KR: I know that there are women out there who dread it, and I was dreading it, and it is so great. You rediscover each other as a couple. We talk about vacations and where we want to retire. It’s a really exciting time.
CC: Describe your fitness regimen. What practices have you found to be the most fulfilling right now?
KR: It’s always been dance. The less I exercise, the better off I’ll be, because I don’t like to enter a room thinking that I’ve got a training session. The words “training session” sound like a punishment. But if I know I’m going to go dance, I’m just going to have fun. I get a workout without realizing it. I’m just going to have fun. I started exercising basically to manage my stress at work.
My body looks the same, no matter what. I’m straight up and down. I kind of have had this same sort of Peter Pan body my whole life, except for when I’m pregnant. That’s the only time I look remotely curvy, and by curvy I mean very curvy.
For me, it was more the mental practice. It was my form of meditation, or my form of therapy without a doctor there. That endorphin rush, the energy and clarity I get from it—that’s why I started exercising. And as time went on, my strength and endurance improved, and I found that I was able to lift my own suitcase over my head and put it into the overhead compartment, and carry extraordinarily heavy things. When we go on these long famiy hikes, I’m always the one with the giant backpack, because I carry a lot of weight, and that’s the benefit of exercise. it gives you life strength that you didn’t realize you needed or wanted.
CC: You’re very strong mentally and physically, which really shows through in everything you do. You’re a really good role model.

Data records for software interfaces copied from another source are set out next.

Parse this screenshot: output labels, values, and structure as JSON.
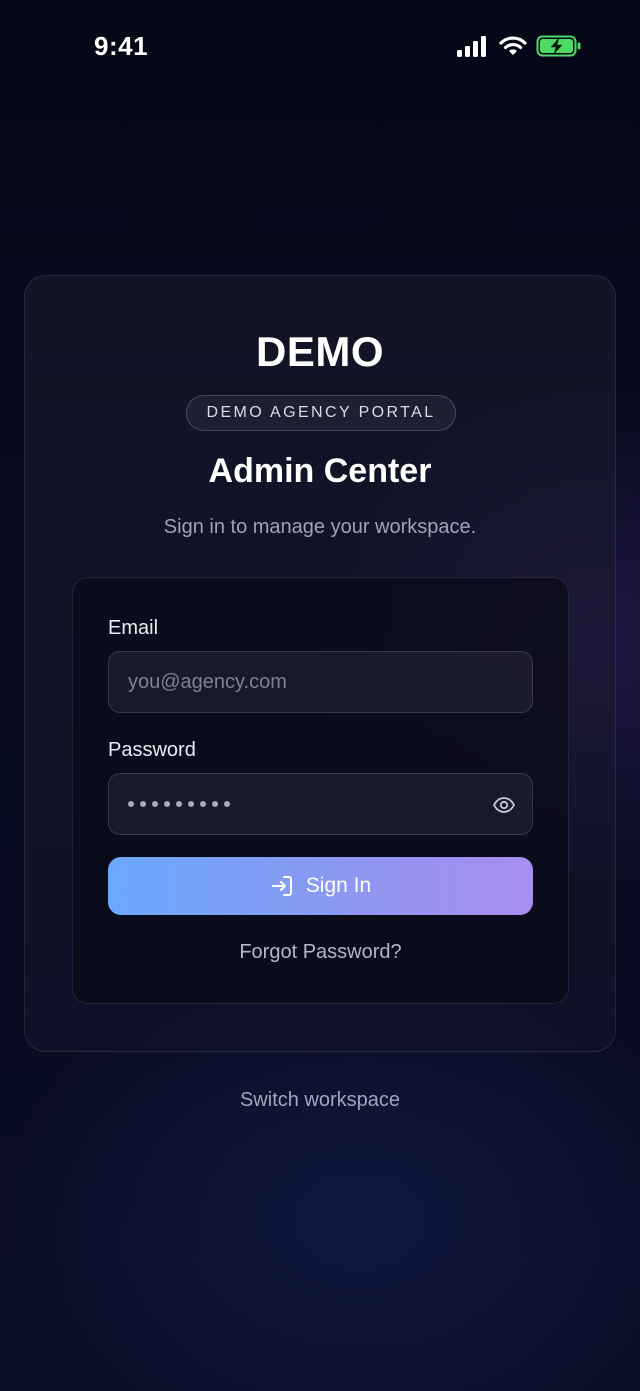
{
  "status_bar": {
    "time": "9:41",
    "icons": [
      "signal-icon",
      "wifi-icon",
      "battery-charging-icon"
    ],
    "battery_color": "#4cd964"
  },
  "card": {
    "brand": "DEMO",
    "portal_badge": "DEMO AGENCY PORTAL",
    "title": "Admin Center",
    "subtitle": "Sign in to manage your workspace."
  },
  "form": {
    "email_label": "Email",
    "email_placeholder": "you@agency.com",
    "email_value": "",
    "password_label": "Password",
    "password_masked_length": 9,
    "password_toggle_icon": "eye-icon",
    "submit_label": "Sign In",
    "submit_icon": "sign-in-icon",
    "submit_gradient": [
      "#6aa8ff",
      "#a98cf0"
    ],
    "forgot_label": "Forgot Password?"
  },
  "footer": {
    "switch_workspace_label": "Switch workspace"
  }
}
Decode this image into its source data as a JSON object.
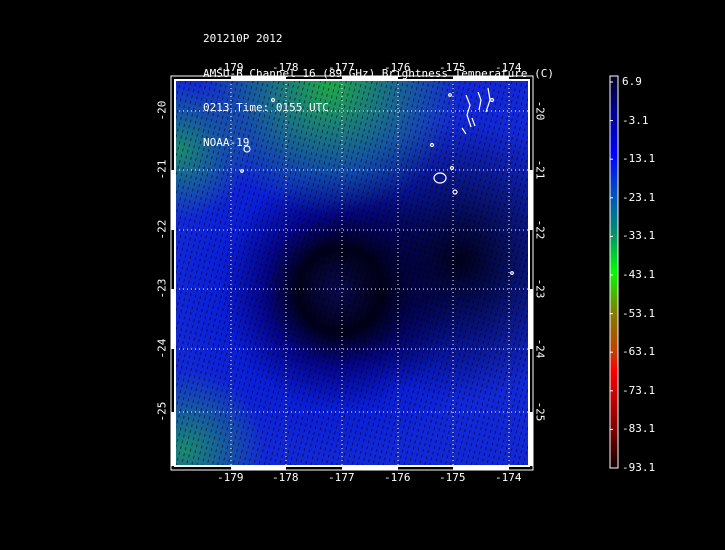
{
  "header": {
    "lines": [
      "201210P 2012",
      "AMSU-B Channel 16 (89 GHz) Brightness Temperature (C)",
      "0213 Time: 0155 UTC",
      "NOAA-19"
    ]
  },
  "map": {
    "lon_labels": [
      "-179",
      "-178",
      "-177",
      "-176",
      "-175",
      "-174"
    ],
    "lat_labels": [
      "-20",
      "-21",
      "-22",
      "-23",
      "-24",
      "-25"
    ],
    "grid": "dotted",
    "coastline_color": "#ffffff"
  },
  "colorbar": {
    "labels": [
      "6.9",
      "-3.1",
      "-13.1",
      "-23.1",
      "-33.1",
      "-43.1",
      "-53.1",
      "-63.1",
      "-73.1",
      "-83.1",
      "-93.1"
    ],
    "colors": [
      "#000033",
      "#000099",
      "#0000ff",
      "#0050c0",
      "#009070",
      "#00ff00",
      "#808000",
      "#c04000",
      "#ff0000",
      "#800000",
      "#200000"
    ]
  }
}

KR: A lot is asked of women, a lot. We are expected to do everything. Every day, all the time, and not really get acknowedged for it. I think it’s important to cheer each other on, to root for one another. It can be enormously powerful.

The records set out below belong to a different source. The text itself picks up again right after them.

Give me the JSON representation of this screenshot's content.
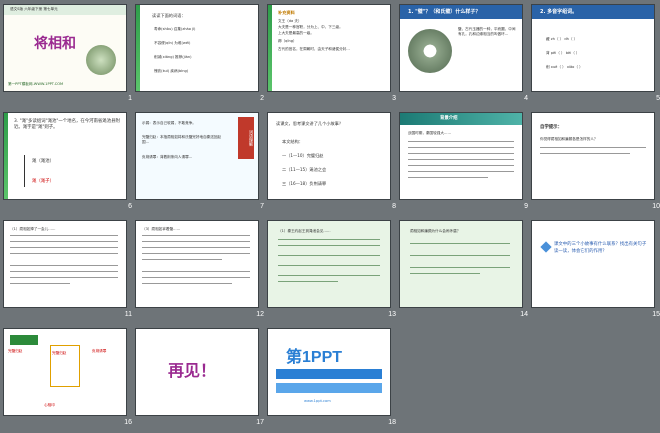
{
  "slides": [
    {
      "num": "1",
      "title": "将相和",
      "header": "语文S版  六年级下册  第七单元",
      "footer": "第一PPT模板网-WWW.1PPT.COM"
    },
    {
      "num": "2",
      "heading": "读读下面的词语：",
      "lines": [
        "寿命(shòu)  召集(zhào jí)",
        "不容侵(qīn)  为难(wéi)",
        "削减(xiǎng)  推荐(jiàn)",
        "愧疚(kuì)  疾病(bìng)"
      ]
    },
    {
      "num": "3",
      "heading": "补充资料",
      "lines": [
        "文王（da 夫）",
        "大夫是一种官职，分为上、中、下三级。",
        "上大夫是最高的一级。",
        "卿（qīng）",
        "蔺相如",
        "古代的官名，在周朝时，由天子和诸侯分封…"
      ]
    },
    {
      "num": "4",
      "heading": "1. \"璧\"？（和氏璧）什么样子？",
      "caption": "璧，古代玉器的一种，平而圆，中间有孔，孔和边缘相当的叫做环…"
    },
    {
      "num": "5",
      "heading": "2. 多音字组词。",
      "lines": [
        "藏 zh（ ）  dh（ ）",
        "背 pēi（ ）  bèi（ ）",
        "削 xuē（ ）  xiāo（ ）"
      ]
    },
    {
      "num": "6",
      "heading": "3. \"渑\"多读组词\"渑池\"一个地名，在今河南省渑池县附近。渑字是\"渑\"则子。",
      "items": [
        "渑（渑池）",
        "渑（渑子）"
      ]
    },
    {
      "num": "7",
      "tag": "词语理解",
      "lines": [
        "示弱：表示自己软弱，不敢竞争。",
        "完璧归赵：本指蔺相如将和氏璧完好地自秦送回赵国…",
        "负荆请罪：背着荆条向人请罪…"
      ]
    },
    {
      "num": "8",
      "heading": "读课文，思考课文讲了几个小故事？",
      "lines": [
        "本文结构：",
        "一（1—10）完璧归赵",
        "二（11—15）渑池之会",
        "三（16—18）负荆请罪"
      ]
    },
    {
      "num": "9",
      "heading": "背景介绍",
      "lines": [
        "战国时期，秦国较强大……"
      ]
    },
    {
      "num": "10",
      "heading": "自学提示：",
      "lines": [
        "你觉得蔺相如和廉颇各是怎样的人？"
      ]
    },
    {
      "num": "11",
      "lines": [
        "（1）蔺相如捧了一会儿……"
      ]
    },
    {
      "num": "12",
      "lines": [
        "（3）蔺相如拿着璧……"
      ]
    },
    {
      "num": "13",
      "lines": [
        "（1）秦王约赵王到渑池会见……"
      ]
    },
    {
      "num": "14",
      "lines": [
        "蔺相如和廉颇为什么会闹矛盾？"
      ]
    },
    {
      "num": "15",
      "lines": [
        "课文中的三个小故事有什么联系？找出有关句子读一读，体会它们的作用？"
      ]
    },
    {
      "num": "16",
      "boxes": [
        "完璧归赵",
        "渑池之会",
        "负荆请罪"
      ],
      "footer": "心相印",
      "center": "完璧归赵"
    },
    {
      "num": "17",
      "title": "再见！"
    },
    {
      "num": "18",
      "logo": "第1PPT",
      "sub": "www.1ppt.com"
    }
  ]
}
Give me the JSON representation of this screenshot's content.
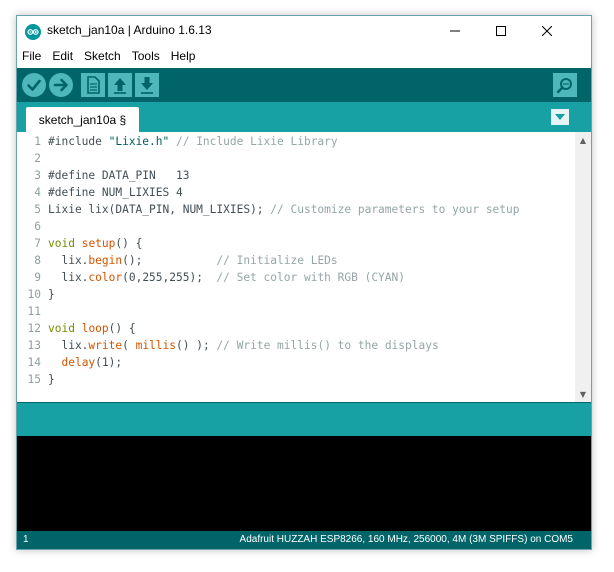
{
  "window": {
    "title": "sketch_jan10a | Arduino 1.6.13",
    "controls": {
      "minimize": "—",
      "maximize": "☐",
      "close": "✕"
    }
  },
  "menu": [
    "File",
    "Edit",
    "Sketch",
    "Tools",
    "Help"
  ],
  "toolbar": {
    "buttons": [
      "verify-icon",
      "upload-icon",
      "new-icon",
      "open-icon",
      "save-icon"
    ],
    "serial_monitor_icon": "serial-monitor-icon"
  },
  "tabs": [
    {
      "label": "sketch_jan10a §"
    }
  ],
  "editor": {
    "lines": [
      "1",
      "2",
      "3",
      "4",
      "5",
      "6",
      "7",
      "8",
      "9",
      "10",
      "11",
      "12",
      "13",
      "14",
      "15"
    ],
    "code": [
      [
        {
          "t": "#include ",
          "c": ""
        },
        {
          "t": "\"Lixie.h\"",
          "c": "str"
        },
        {
          "t": " // Include Lixie Library",
          "c": "cm"
        }
      ],
      [],
      [
        {
          "t": "#define DATA_PIN   13",
          "c": ""
        }
      ],
      [
        {
          "t": "#define NUM_LIXIES 4",
          "c": ""
        }
      ],
      [
        {
          "t": "Lixie lix(DATA_PIN, NUM_LIXIES); ",
          "c": ""
        },
        {
          "t": "// Customize parameters to your setup",
          "c": "cm"
        }
      ],
      [],
      [
        {
          "t": "void",
          "c": "kw"
        },
        {
          "t": " ",
          "c": ""
        },
        {
          "t": "setup",
          "c": "fn"
        },
        {
          "t": "() {",
          "c": ""
        }
      ],
      [
        {
          "t": "  lix.",
          "c": ""
        },
        {
          "t": "begin",
          "c": "fn"
        },
        {
          "t": "();           ",
          "c": ""
        },
        {
          "t": "// Initialize LEDs",
          "c": "cm"
        }
      ],
      [
        {
          "t": "  lix.",
          "c": ""
        },
        {
          "t": "color",
          "c": "fn"
        },
        {
          "t": "(0,255,255);  ",
          "c": ""
        },
        {
          "t": "// Set color with RGB (CYAN)",
          "c": "cm"
        }
      ],
      [
        {
          "t": "}",
          "c": ""
        }
      ],
      [],
      [
        {
          "t": "void",
          "c": "kw"
        },
        {
          "t": " ",
          "c": ""
        },
        {
          "t": "loop",
          "c": "fn"
        },
        {
          "t": "() {",
          "c": ""
        }
      ],
      [
        {
          "t": "  lix.",
          "c": ""
        },
        {
          "t": "write",
          "c": "fn"
        },
        {
          "t": "( ",
          "c": ""
        },
        {
          "t": "millis",
          "c": "fn"
        },
        {
          "t": "() ); ",
          "c": ""
        },
        {
          "t": "// Write millis() to the displays",
          "c": "cm"
        }
      ],
      [
        {
          "t": "  ",
          "c": ""
        },
        {
          "t": "delay",
          "c": "fn"
        },
        {
          "t": "(1);",
          "c": ""
        }
      ],
      [
        {
          "t": "}",
          "c": ""
        }
      ]
    ]
  },
  "status": {
    "line": "1",
    "board": "Adafruit HUZZAH ESP8266, 160 MHz, 256000, 4M (3M SPIFFS) on COM5"
  },
  "colors": {
    "toolbar": "#006468",
    "tabstrip": "#17a1a5",
    "button": "#4db7bb",
    "keyword": "#728e00",
    "function": "#d35400",
    "string": "#005c5f",
    "comment": "#95a5a6"
  }
}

CC: Indeed. We’re not islands. We all have to consistently support one another, especially as women. What wellness rituals do you practice?

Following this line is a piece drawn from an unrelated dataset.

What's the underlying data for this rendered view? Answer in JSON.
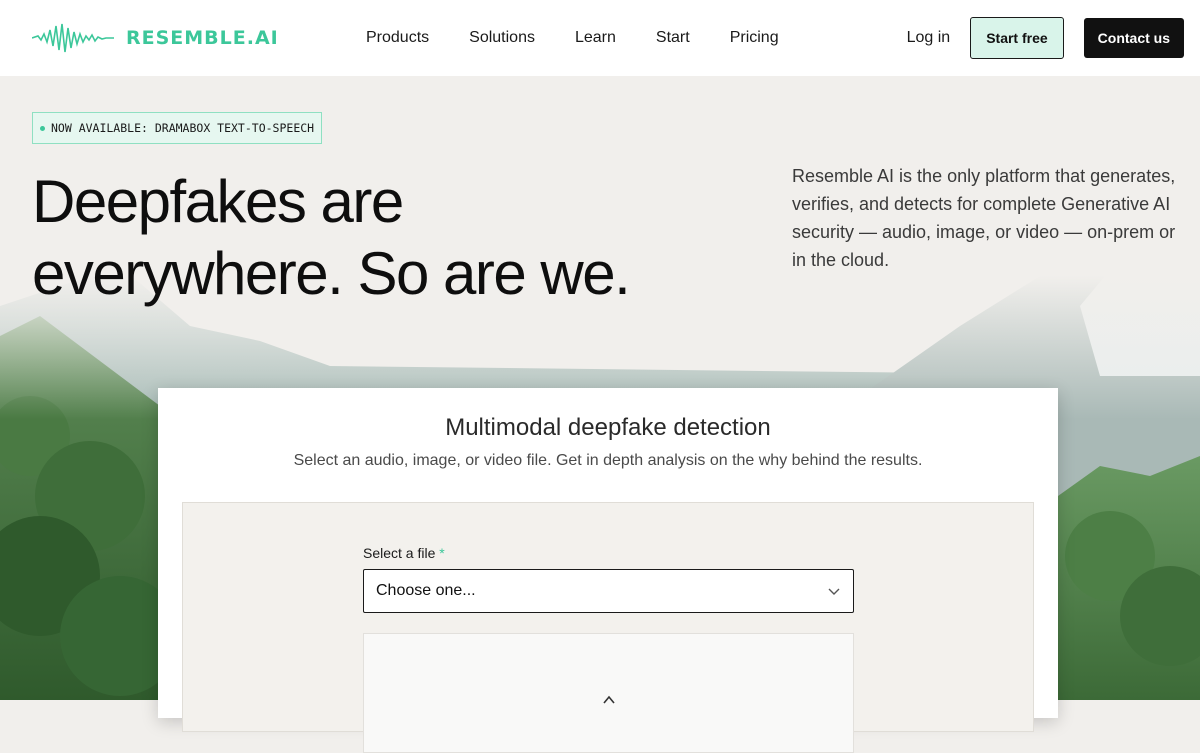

KR: I try to maintain a really healthy diet. I quit drinking about five years ago. I did Dry January, and just stayed with it. I felt so good that I just never went back to it. If I could say the best thing I’ve ever done in my life, it’s that. I have about 500 different skin creams. Sometimes I use many of them at the same time, and sometimes I use nothing. Sometimes I’m too tired to put it on at night. I use The Outset. I love Augustinus Bader. What you put in your body is very important. Like an anti-inflammation diet, as much as you can possibly have one. I always try to have lemon in my water. I do that olive oil and lemon shot at night. People get very annoyed when you talk about nutrition. I don’t understand the rage surrounding it. It’s almost as though we’re supposed to ignore how important what we put into our bodies is.
CC: I’ve watched you on TV for so many years, and you’ve never had a bad fashion moment. What do you love most about fashion?
KR: I am a New Yorker, so my uniform at home is primarily black, and then shades of darker black, lighter black, some gray and a little navy. In the summer, it becomes white, tan and beige. Then I have my TV wardrobe, which is bright, colorful, less of a uniform. It’s more stylish, more of the moment. Because I have the benefit of having worked with so many stylists at Live, we come up with things that are fun and easy. I don’t want to be overwhelmed by my clothes. My favorite style accessory has to be my FoundRae Karma necklace. I love it so much, I bought one for Bethenny Frankel for her birthday. Hang on a second. My son is here, because he’s working a half a mile away from our house for the summer. He’s been living at the house, and you know when you come to your house two days a week, every light bulb is out and you turn on the water and it’s coming out brown, and you’re like what happened, what’s going on? With a person here in the house, nothing is ever broken, everything is running smoothly. It’s like a dream.
CC: One of the few benefits of empty nesting is when they come home.
KR: It really is.